Though it may seem simple, the legal proceedings surrounding marriage actually have strict rules, with each state having its own set of annulment and prohibited marriage laws that prohibit marriage in certain circumstances. A prohibited marriage is void because the marriage was never lawful. Generally, there's no need to get an annulment or divorce in these cases. Commonly prohibited marriages typically include bigamous marriages, where a person tries to marry more than one spouse, or incestuous marriages, where a person tries to marry their relative.
An annulment, on the other hand, is a way to void a marriage that would be otherwise invalid. While both an annulment and a divorce end a marriage, an annulment wipes the slate clean as if there was no marriage to begin with. However, you usually need to get an annulment within a certain amount of time, so it is important to know the laws and act promptly if you are considering annulling your marriage.

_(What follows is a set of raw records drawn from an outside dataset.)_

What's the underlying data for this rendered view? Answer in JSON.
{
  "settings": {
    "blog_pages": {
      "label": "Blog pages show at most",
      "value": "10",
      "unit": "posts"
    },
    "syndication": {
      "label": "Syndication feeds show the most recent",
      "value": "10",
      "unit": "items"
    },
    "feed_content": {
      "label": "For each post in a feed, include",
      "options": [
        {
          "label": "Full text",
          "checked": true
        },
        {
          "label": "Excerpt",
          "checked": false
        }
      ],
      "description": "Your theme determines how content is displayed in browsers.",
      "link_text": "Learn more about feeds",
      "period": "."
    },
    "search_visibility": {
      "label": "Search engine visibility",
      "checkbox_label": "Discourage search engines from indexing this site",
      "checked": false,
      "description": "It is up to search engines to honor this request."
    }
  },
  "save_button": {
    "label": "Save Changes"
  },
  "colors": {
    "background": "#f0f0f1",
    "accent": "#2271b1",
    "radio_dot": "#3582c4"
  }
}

This article provides a brief overview of annulment and prohibited marriages in the state of Idaho.
Annulment and Prohibited Marriage Laws in Idaho
The chart below lists the details of Idaho's annulment and prohibited marriage statutes.
|Grounds for Annulment
Marriages can be annulled for any of these reasons under I.C. § 32-501 if:
- The party seeking the annulment was under the age of legal consent, and such marriage was contracted without the consent of their parents or guardian unless after attaining the age of consent, the party for any time freely cohabits with the other as spouses
- The former spouse of either party was living, and the marriage with the former spouse was then in force
- Either party was of unsound mind, unless the party, after coming to reason, freely cohabitate with the other as spouses
- The consent of either party was obtained by fraud, unless the party, with full knowledge of the facts constituting fraud, freely cohabited with the other as spouses
- The consent of either party was obtained by force unless the party freely cohabited with the other as spouses
- Either party, at the time of marriage, was physically incapable of entering into the married state, and such incapacity continues and appears to be incurable
|Time Limits for Obtaining Annulment
Under I.C. § 32-502, the time limit for an annulment varies by the type of reason for annulment:
- Underage: Can be annulled by the parent anytime before their child reaches adulthood or by a person who married underage within four years of turning 18 years old
- Force or impotence: Can be annulled within four years of marriage
- Fraud: Can be annulled within four years of discovering the fraud
- Unsound mind and spouse living: Can be annulled anytime before death by the spouse or the relative or guardian of the party with an unsound mind
|Legitimacy of Children
||When a marriage is annulled for any reason, other than for fraud in that the wife is pregnant with the child of a man other than the husband, children begotten before judgment are legitimate and succeed to the estate of both parents. (I.C. § 32-503)
- Incestuous marriages: Idaho prohibited marriages it considers to be incestuous, which includes marriages between ancestor and descendant, brother and sister (half and whole blood), uncle and niece, aunt and nephew, and first cousins. (I.C. § 32-205, 206)
- Polygamous marriages: Marriages are considered polygamous or bigamous and invalid if either spouse was still married to another person. However, if a person's spouse has been missing for five years and is generally believed to be dead, they can remarry. (I.C. § 32-207)
- Chastity: Neither party to a contract to marry is bound by a promise made in ignorance of the other's want of personal chastity, and either is released therefrom by unchaste conduct on the part of the other unless both parties participate in the chastity. (I.C. § 32-208)
Marriages performed in other states are valid in Idaho if they were valid in the state or country in which they were contracted unless they violate the public policy of Idaho. (I.C. § 32-209)
||The U.S. Supreme Court's decision in Obergefell v. Hodges (2015) established that bans on same-sex marriage in any state violated the Fourteenth Amendment's equal protection clause, legalizing same-sex marriage in all of the United States.
Note: State laws are always subject to change through the passage of new legislation, rulings in the higher courts (including federal decisions), ballot initiatives, and other means. While we strive to provide the most current information available, please consult an attorney or conduct your own legal research to verify the state law(s) you are researching.
Research the Law
Related Resources: Annulment and Prohibited Marriage Laws
Next Steps: Speak to a Family Law Attorney
If you are considering annulling your marriage or have questions regarding its legitimacy, you should speak to a local family law attorney. An experienced attorney can view the specific facts of your case and give you legal advice using the relevant laws of your jurisdiction. Get started by receiving a consultation from a local family law attorney today.